Darryl Holter is a business leader, historian, musician, and recognized authority on Woody Guthrie.  He has a Ph.D in history from the University of Wisconsin-Madison, and has taught at the University of Wisconsin and at UCLA.  Dr. Holter has written several books, two dozen scholarly articles, and has put out his own selections of historic Woody Guthrie songs as CDs/DVDs.  Radio Songs is his fourth album.  He is also the CEO of the Shammas Group, a family-owned group of automobile dealerships and commercial property in Downtown LA with nearly a thousand employees.  He founded the Figueroa Corridor Business Improvement District in 1998 and served as its Chairman for fourteen years.  But Darryl’s true passion is blending music with history, and no better nor more creative icon to focus both disciplines upon exists than Woody Guthrie.  Dr. Holter is the first historian to explore, in depth, the legendary folk singer’s time in Los Angeles.  His February, 2017, presentation will review Guthrie’s observations on the local scene from 80 years ago:  his satires on local politics, the wealthy, and the future of Los Angeles.

Brian Dervin Dillon, Ph.D.
Newly-Elected Sheriff

Roundup: January 11, 2017

Almansor Court – 700 S. Almansor, Alhambra, CA.
Social Hour: 5:00 PM
Dinner: 6:00 PM

Our Speaker: Brian Dervin Dillon
His Subject: California, U.S.A. and the Mexican Revolution

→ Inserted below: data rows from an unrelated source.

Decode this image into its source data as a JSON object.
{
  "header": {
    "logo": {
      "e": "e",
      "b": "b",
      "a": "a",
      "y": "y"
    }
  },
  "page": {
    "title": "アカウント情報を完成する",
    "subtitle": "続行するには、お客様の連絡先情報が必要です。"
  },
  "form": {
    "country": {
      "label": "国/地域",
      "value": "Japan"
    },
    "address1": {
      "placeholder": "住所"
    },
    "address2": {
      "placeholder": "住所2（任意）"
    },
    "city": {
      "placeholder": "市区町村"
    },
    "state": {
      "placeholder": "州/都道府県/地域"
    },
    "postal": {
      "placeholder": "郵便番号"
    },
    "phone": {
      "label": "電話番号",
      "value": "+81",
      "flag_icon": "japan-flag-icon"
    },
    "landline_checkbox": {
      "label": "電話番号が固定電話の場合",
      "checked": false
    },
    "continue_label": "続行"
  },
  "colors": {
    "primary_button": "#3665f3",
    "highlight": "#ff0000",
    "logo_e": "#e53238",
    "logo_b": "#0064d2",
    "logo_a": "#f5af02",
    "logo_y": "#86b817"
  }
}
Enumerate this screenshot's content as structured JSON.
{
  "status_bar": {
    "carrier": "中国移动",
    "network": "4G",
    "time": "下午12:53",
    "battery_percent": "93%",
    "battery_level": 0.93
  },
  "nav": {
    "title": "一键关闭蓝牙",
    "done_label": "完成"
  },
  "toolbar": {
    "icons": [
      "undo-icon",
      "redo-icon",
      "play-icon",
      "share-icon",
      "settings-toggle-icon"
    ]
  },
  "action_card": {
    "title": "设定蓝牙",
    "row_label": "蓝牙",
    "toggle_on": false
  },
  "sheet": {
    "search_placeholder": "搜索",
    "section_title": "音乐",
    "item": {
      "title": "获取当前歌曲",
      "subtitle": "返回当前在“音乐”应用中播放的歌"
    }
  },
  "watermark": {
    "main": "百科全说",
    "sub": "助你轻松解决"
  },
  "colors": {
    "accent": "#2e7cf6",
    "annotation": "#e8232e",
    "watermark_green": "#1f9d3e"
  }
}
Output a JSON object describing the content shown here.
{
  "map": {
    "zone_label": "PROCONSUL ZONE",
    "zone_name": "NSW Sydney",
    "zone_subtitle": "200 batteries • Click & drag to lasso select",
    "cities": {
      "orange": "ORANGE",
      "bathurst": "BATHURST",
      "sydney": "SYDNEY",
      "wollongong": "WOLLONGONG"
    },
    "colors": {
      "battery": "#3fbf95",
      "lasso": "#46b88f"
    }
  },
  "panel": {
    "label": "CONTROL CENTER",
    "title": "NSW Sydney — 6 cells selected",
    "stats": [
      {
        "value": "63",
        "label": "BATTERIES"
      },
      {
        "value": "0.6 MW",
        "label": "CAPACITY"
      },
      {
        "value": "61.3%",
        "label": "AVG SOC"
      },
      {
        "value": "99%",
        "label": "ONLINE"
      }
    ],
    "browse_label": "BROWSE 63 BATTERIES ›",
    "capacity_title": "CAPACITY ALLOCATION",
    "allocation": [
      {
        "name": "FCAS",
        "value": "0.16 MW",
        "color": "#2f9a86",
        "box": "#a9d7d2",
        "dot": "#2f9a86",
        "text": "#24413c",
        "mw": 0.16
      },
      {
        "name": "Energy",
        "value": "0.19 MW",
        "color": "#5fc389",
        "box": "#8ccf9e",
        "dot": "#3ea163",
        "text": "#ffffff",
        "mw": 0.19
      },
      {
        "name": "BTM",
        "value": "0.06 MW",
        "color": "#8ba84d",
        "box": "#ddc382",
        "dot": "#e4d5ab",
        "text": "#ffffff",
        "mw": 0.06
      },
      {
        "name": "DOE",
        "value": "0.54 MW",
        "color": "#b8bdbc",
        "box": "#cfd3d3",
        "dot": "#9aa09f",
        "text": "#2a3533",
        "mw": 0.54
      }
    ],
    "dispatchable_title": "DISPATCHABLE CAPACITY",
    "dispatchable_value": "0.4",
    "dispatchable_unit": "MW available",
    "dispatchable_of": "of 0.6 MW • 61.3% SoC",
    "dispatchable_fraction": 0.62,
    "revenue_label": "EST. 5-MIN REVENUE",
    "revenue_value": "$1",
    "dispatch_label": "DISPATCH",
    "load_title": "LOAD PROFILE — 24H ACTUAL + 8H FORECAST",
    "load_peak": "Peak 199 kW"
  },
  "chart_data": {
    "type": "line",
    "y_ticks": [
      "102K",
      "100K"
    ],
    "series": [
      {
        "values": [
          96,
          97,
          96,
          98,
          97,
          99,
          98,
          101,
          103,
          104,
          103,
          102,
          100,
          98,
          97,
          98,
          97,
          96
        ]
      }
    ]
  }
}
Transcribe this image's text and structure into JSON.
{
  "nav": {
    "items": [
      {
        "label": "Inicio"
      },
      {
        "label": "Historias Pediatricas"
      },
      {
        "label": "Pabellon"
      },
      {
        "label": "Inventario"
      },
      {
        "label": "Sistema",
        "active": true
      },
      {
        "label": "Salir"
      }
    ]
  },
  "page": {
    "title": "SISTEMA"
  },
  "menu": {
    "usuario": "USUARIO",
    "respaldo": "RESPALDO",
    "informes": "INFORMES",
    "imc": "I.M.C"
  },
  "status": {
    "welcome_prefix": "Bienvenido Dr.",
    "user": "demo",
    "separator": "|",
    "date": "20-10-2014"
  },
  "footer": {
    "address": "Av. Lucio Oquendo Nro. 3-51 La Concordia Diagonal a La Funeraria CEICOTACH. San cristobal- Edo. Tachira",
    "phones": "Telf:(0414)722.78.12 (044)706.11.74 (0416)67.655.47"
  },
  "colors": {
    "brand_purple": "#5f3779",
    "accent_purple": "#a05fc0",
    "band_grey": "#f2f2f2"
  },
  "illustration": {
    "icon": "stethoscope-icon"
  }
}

The Mexican Revolution began in 1910, and lasted for more than a decade.  It was the most cataclysmic and traumatic event of modern Mexican history, and the precursor of following revolutions in China (1911), Ireland (1916) and Russia (1917).  America and Americans participated in every aspect of the Mexican Revolution, in all of its many different factions, yet this involvement, overshadowed by our participation in World War I immediately afterwards, is largely forgotten. The Revolution took place on both sides of the California border:  it was born in places as surprising, yet familiar, as the University of California, Berkeley, and Los Angeles. The California end of the long international border was where the Revolution began, yet also where, through the efforts of enlightened men in both countries, it never went spinning out of control, as was later the case farther east.

Brian Dervin Dillon is a fifth-generation Californian. An archaeologist, he is both the son and the father of historians.  A Phi Beta Kappa and Fulbright Fellow, at age 25 he was the youngest Ph.D. in his field since his UC Berkeley department’s founding. For more than forty years Brian has done archaeological, ethnographic and historical fieldwork in almost every California County, in all parts of Guatemala, and in three other Central American countries.  Dr. Dillon publishes in three genres:  archaeology, history, and firearms history. He has taught and lectured at UC Berkeley, UCLA, UCLA Extension, CSU Long Beach, The Southwest Museum and for the California State Department of Forestry. Brian is the recipient of more than two-dozen grants, fellowships and awards. He has traveled through every Mexican state for the past 50 years. Dr. Dillon’s two-part study on California and the Mexican Revolution was published in 2013, earning him one of the five consecutive Coke Wood Awards for historic writing from Westerners International he has been honored with.

Brian Dervin Dillon, Ph.D.
Deputy Sheriff